One answer to these problems is to move away from the idea of KM towards the idea of expertise management. "Rather than trying to take the information, instead you have systems linking the people who have that information," explains Nathan. He says this approach is already being used in some UK organisations, such as the central government department that has set up a system in which policy advisers can have as much unstructured storage space as they want - until they are working on standard policy documents, such as memos and reports, which have to follow a clear template and are stored in a carefully-structured environment.
This type of two-tier approach may already be informally in place in many organisations, where the controlled strictures of a KM system often prove too difficult for staff to use easily on a daily basis. "If there is one clear lesson, it is that IT allows everyone to develop their own system, with a strong element of personal choice and preference," says Nathan. "It is impossible to change that except through a heavily controlled and proscribed environment."
Finding a path between the anarchy of personal information and the Big Brother scenario of centralised information is the challenge that now faces a growing number of UK firms.

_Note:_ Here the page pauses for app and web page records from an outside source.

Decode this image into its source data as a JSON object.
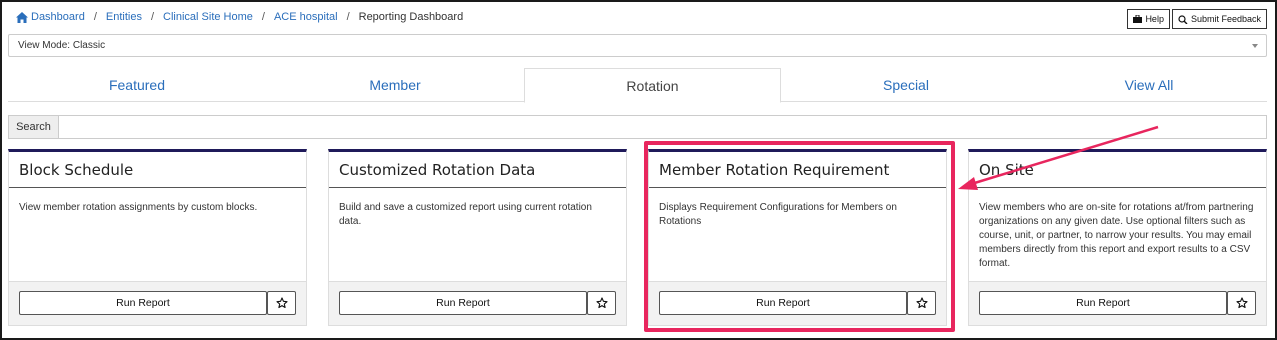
{
  "breadcrumb": {
    "items": [
      "Dashboard",
      "Entities",
      "Clinical Site Home",
      "ACE hospital"
    ],
    "current": "Reporting Dashboard",
    "separator": "/"
  },
  "header_buttons": {
    "help": "Help",
    "feedback": "Submit Feedback"
  },
  "view_mode": {
    "value": "View Mode: Classic"
  },
  "tabs": [
    {
      "label": "Featured"
    },
    {
      "label": "Member"
    },
    {
      "label": "Rotation"
    },
    {
      "label": "Special"
    },
    {
      "label": "View All"
    }
  ],
  "active_tab": "Rotation",
  "search": {
    "label": "Search",
    "value": ""
  },
  "cards": [
    {
      "title": "Block Schedule",
      "description": "View member rotation assignments by custom blocks.",
      "button": "Run Report"
    },
    {
      "title": "Customized Rotation Data",
      "description": "Build and save a customized report using current rotation data.",
      "button": "Run Report"
    },
    {
      "title": "Member Rotation Requirement",
      "description": "Displays Requirement Configurations for Members on Rotations",
      "button": "Run Report"
    },
    {
      "title": "On Site",
      "description": "View members who are on-site for rotations at/from partnering organizations on any given date. Use optional filters such as course, unit, or partner, to narrow your results. You may email members directly from this report and export results to a CSV format.",
      "button": "Run Report"
    }
  ],
  "colors": {
    "link": "#2a6ebb",
    "card_top_border": "#1f1a5a",
    "highlight": "#e8265e"
  },
  "icons": [
    "home-icon",
    "briefcase-icon",
    "feedback-icon",
    "star-icon",
    "chevron-down-icon",
    "arrow-annotation"
  ]
}
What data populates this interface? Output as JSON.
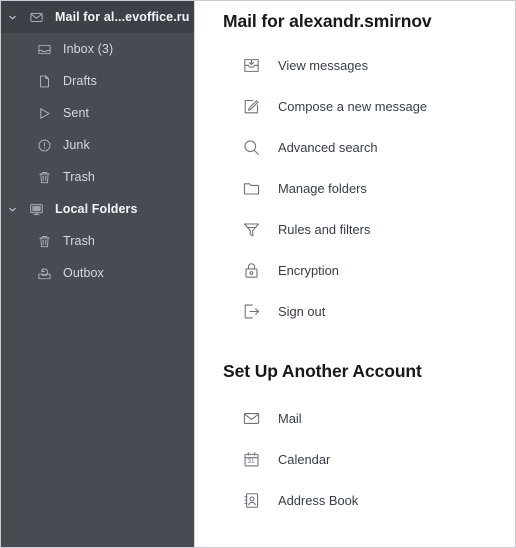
{
  "sidebar": {
    "items": [
      {
        "label": "Mail for al...evoffice.ru",
        "icon": "envelope-icon",
        "level": 0,
        "twisty": "chevron-down-icon",
        "selected": true
      },
      {
        "label": "Inbox (3)",
        "icon": "inbox-tray-icon",
        "level": 1,
        "twisty": null,
        "selected": false
      },
      {
        "label": "Drafts",
        "icon": "document-icon",
        "level": 1,
        "twisty": null,
        "selected": false
      },
      {
        "label": "Sent",
        "icon": "send-triangle-icon",
        "level": 1,
        "twisty": null,
        "selected": false
      },
      {
        "label": "Junk",
        "icon": "junk-octagon-icon",
        "level": 1,
        "twisty": null,
        "selected": false
      },
      {
        "label": "Trash",
        "icon": "trash-icon",
        "level": 1,
        "twisty": null,
        "selected": false
      },
      {
        "label": "Local Folders",
        "icon": "monitor-icon",
        "level": 0,
        "twisty": "chevron-down-icon",
        "selected": false
      },
      {
        "label": "Trash",
        "icon": "trash-icon",
        "level": 1,
        "twisty": null,
        "selected": false
      },
      {
        "label": "Outbox",
        "icon": "outbox-tray-icon",
        "level": 1,
        "twisty": null,
        "selected": false
      }
    ]
  },
  "main": {
    "account_title": "Mail for alexandr.smirnov",
    "account_actions": [
      {
        "label": "View messages",
        "icon": "inbox-download-icon"
      },
      {
        "label": "Compose a new message",
        "icon": "compose-pencil-icon"
      },
      {
        "label": "Advanced search",
        "icon": "search-icon"
      },
      {
        "label": "Manage folders",
        "icon": "folder-icon"
      },
      {
        "label": "Rules and filters",
        "icon": "filter-funnel-icon"
      },
      {
        "label": "Encryption",
        "icon": "lock-icon"
      },
      {
        "label": "Sign out",
        "icon": "sign-out-icon"
      }
    ],
    "setup_title": "Set Up Another Account",
    "setup_actions": [
      {
        "label": "Mail",
        "icon": "envelope-icon"
      },
      {
        "label": "Calendar",
        "icon": "calendar-icon"
      },
      {
        "label": "Address Book",
        "icon": "address-book-icon"
      }
    ]
  },
  "colors": {
    "sidebar_background": "#474b52",
    "sidebar_selected": "#3d4147",
    "sidebar_text": "#d6d9dd",
    "main_background": "#ffffff",
    "main_title_text": "#16181c",
    "main_item_text": "#363d49",
    "main_icon": "#6d737c",
    "window_border": "#c9ccd1"
  }
}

The answers are likely to be as various as the organisations themselves.
The Knowledge Entrepreneur: how your business can create, manage and profit from intellectual capital, by Colin Coulson-Thomas, is published by Kogan Page Business Books
Case study: Fox Hayes
Fox Hayes is a thriving legal firm that has grown by 600% in the past six years. Based in Leeds, it employs 150 staff and sees technology in general, and its approach to information in particular, as a way to help it compete against much larger law firms with the ability to invest much greater amounts in their IT.
"We are very much internet-based at the moment," says Ian Coupland, head of the firm's commercial litigation department and head of IT strategy. "We have continued to upgrade our systems and have a lot more web-based information access for clients and suppliers. We take a lot of our instructions over the web and we use online case management. It is all about being more efficient."
While larger firms may have more money to invest, Coupland believes it is possible for smaller firms to compete, as long as they remain forward-thinking.
He says Fox Hayes has a KM strategy, rather than a KM system, which includes not just the firm's intranet, internet and document-management systems, but also the whole spread of its networking, including wireless and the use of virtual private network, to enable staff to work from home.
"Communications are key," says Coupland. "We have concentrated on our end-user service and that depends on our communications, both internally and externally. The internet is crucial and speed is vital."
Try to think about how expertise works in your company
Linking the experts may work better than trying to get down all the information in a central store
Small, focused KM projects are likely to work better than large, diffuse schemes
Understand the cultural issues - if it is not in people's interest to share information, they will be reluctant to use a KM system
A two-tier approach may work better for some organisations.
This was first published in January 2004